Everything from the line with "Output a JSON" through the final line below should be copied out exactly, and nothing else should appear.

• _RECORD EXTRACTS_
BEGIN

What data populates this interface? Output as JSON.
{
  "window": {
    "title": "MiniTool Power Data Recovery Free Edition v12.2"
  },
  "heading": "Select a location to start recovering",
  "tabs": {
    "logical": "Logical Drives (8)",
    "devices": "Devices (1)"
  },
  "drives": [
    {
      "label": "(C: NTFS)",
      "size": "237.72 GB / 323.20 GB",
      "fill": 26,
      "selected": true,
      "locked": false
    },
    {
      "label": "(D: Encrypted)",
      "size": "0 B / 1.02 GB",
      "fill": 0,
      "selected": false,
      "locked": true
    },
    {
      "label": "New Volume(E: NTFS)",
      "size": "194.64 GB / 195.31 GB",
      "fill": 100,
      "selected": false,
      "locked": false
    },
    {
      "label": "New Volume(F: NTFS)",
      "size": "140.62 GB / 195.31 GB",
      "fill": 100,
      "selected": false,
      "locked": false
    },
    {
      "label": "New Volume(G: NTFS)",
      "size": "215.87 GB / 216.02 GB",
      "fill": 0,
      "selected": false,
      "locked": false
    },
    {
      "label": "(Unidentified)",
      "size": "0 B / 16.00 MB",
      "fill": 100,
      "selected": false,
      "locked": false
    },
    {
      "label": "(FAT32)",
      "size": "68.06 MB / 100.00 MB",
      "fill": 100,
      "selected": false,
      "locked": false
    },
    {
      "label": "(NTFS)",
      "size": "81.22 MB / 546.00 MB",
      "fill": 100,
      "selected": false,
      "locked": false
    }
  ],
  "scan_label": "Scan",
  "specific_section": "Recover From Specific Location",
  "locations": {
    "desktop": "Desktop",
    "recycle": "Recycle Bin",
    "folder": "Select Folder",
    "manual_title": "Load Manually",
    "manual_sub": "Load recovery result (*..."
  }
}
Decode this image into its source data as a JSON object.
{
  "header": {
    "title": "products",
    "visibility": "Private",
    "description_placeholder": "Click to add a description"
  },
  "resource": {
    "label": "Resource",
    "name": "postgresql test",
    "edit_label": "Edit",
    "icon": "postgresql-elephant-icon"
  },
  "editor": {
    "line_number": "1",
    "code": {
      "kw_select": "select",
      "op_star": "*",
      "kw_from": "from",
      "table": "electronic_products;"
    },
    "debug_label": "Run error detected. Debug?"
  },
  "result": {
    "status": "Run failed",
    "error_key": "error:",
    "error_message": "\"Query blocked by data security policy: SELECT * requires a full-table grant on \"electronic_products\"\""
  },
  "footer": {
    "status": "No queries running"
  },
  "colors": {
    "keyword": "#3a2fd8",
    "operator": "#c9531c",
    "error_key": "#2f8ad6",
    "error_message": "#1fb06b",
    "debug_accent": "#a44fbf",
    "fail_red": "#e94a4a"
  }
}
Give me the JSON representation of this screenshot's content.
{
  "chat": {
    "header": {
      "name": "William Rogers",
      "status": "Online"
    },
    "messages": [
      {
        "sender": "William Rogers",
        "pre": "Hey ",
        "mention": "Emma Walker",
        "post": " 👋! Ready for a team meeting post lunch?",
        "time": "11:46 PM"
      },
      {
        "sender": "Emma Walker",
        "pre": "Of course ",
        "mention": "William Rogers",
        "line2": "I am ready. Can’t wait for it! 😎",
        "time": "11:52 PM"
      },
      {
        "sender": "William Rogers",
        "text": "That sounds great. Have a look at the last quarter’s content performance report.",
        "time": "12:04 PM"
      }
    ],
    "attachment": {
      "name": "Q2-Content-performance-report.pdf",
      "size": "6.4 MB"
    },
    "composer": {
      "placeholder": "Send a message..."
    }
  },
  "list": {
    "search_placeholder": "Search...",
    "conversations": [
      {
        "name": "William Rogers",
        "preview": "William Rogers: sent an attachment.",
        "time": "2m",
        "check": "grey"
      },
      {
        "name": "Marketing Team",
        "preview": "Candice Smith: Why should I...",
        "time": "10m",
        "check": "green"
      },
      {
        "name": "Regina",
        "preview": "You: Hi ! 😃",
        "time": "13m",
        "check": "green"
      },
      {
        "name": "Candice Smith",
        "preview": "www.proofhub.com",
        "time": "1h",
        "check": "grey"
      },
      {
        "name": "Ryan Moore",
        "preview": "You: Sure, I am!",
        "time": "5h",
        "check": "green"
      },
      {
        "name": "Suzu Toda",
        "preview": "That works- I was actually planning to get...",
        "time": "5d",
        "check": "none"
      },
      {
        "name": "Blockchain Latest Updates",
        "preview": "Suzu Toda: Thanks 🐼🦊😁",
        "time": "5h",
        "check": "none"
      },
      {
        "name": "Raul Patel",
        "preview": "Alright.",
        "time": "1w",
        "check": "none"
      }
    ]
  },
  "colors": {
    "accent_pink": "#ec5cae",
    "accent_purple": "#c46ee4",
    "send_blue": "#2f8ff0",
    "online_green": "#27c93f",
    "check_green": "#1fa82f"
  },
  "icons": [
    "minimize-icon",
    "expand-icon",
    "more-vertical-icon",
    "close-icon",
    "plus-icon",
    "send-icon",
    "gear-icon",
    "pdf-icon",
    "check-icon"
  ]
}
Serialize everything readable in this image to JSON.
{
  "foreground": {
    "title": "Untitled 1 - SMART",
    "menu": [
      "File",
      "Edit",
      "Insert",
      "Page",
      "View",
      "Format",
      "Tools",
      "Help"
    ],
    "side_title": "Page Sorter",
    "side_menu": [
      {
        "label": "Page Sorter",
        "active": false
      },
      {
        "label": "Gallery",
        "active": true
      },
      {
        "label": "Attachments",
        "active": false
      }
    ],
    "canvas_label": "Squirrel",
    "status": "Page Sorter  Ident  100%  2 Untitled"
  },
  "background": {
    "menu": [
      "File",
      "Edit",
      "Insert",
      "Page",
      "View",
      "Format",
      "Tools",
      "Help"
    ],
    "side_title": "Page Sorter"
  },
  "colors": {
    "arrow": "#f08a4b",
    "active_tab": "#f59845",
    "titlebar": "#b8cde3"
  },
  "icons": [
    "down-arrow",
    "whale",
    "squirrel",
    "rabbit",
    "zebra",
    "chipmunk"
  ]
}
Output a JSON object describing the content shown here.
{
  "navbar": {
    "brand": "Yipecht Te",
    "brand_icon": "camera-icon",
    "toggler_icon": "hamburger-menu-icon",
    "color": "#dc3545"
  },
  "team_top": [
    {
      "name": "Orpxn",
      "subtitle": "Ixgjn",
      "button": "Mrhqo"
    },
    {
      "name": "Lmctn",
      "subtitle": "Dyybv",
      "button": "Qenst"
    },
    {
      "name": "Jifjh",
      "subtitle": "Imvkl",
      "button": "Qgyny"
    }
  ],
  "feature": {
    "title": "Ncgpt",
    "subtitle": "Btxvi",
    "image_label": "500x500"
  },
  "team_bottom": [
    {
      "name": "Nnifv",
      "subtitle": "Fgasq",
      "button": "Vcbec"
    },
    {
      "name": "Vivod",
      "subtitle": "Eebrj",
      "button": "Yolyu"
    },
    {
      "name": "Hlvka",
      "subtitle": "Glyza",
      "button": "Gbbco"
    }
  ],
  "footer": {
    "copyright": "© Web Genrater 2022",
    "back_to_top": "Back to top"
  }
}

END

• _WORKED SOLUTION_
Output a JSON object describing the content shown here.
{
  "navbar": {
    "brand": "Yipecht Te",
    "brand_icon": "camera-icon",
    "toggler_icon": "hamburger-menu-icon",
    "color": "#dc3545"
  },
  "team_top": [
    {
      "name": "Orpxn",
      "subtitle": "Ixgjn",
      "button": "Mrhqo"
    },
    {
      "name": "Lmctn",
      "subtitle": "Dyybv",
      "button": "Qenst"
    },
    {
      "name": "Jifjh",
      "subtitle": "Imvkl",
      "button": "Qgyny"
    }
  ],
  "feature": {
    "title": "Ncgpt",
    "subtitle": "Btxvi",
    "image_label": "500x500"
  },
  "team_bottom": [
    {
      "name": "Nnifv",
      "subtitle": "Fgasq",
      "button": "Vcbec"
    },
    {
      "name": "Vivod",
      "subtitle": "Eebrj",
      "button": "Yolyu"
    },
    {
      "name": "Hlvka",
      "subtitle": "Glyza",
      "button": "Gbbco"
    }
  ],
  "footer": {
    "copyright": "© Web Genrater 2022",
    "back_to_top": "Back to top"
  }
}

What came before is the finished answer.